• Work instruction: Look for the word "background" in the material below, then report each line where it occurs.

• Data records:
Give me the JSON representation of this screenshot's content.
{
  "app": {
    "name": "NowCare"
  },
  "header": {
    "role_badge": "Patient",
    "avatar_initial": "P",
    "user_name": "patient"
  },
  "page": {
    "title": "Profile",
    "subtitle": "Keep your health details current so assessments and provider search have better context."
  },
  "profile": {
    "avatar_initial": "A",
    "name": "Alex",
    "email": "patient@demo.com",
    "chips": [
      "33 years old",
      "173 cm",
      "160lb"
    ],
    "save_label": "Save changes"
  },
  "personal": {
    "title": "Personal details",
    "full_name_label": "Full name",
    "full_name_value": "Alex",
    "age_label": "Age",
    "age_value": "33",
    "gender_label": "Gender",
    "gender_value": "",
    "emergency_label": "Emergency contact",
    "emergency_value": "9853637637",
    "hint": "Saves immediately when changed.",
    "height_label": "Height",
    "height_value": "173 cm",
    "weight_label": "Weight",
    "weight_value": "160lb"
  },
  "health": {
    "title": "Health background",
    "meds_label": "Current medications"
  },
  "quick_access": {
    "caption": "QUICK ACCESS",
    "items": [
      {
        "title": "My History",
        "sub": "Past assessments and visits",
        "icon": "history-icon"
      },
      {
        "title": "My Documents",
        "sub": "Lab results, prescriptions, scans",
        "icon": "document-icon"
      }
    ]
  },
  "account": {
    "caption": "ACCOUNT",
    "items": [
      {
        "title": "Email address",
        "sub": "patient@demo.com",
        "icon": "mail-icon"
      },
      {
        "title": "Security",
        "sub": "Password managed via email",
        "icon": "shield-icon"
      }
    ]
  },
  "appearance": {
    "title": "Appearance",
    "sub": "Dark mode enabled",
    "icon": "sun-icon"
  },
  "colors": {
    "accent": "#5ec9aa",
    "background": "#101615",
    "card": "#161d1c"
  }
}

• Solution to this problem:
    "title": "Health background",
    "background": "#101615",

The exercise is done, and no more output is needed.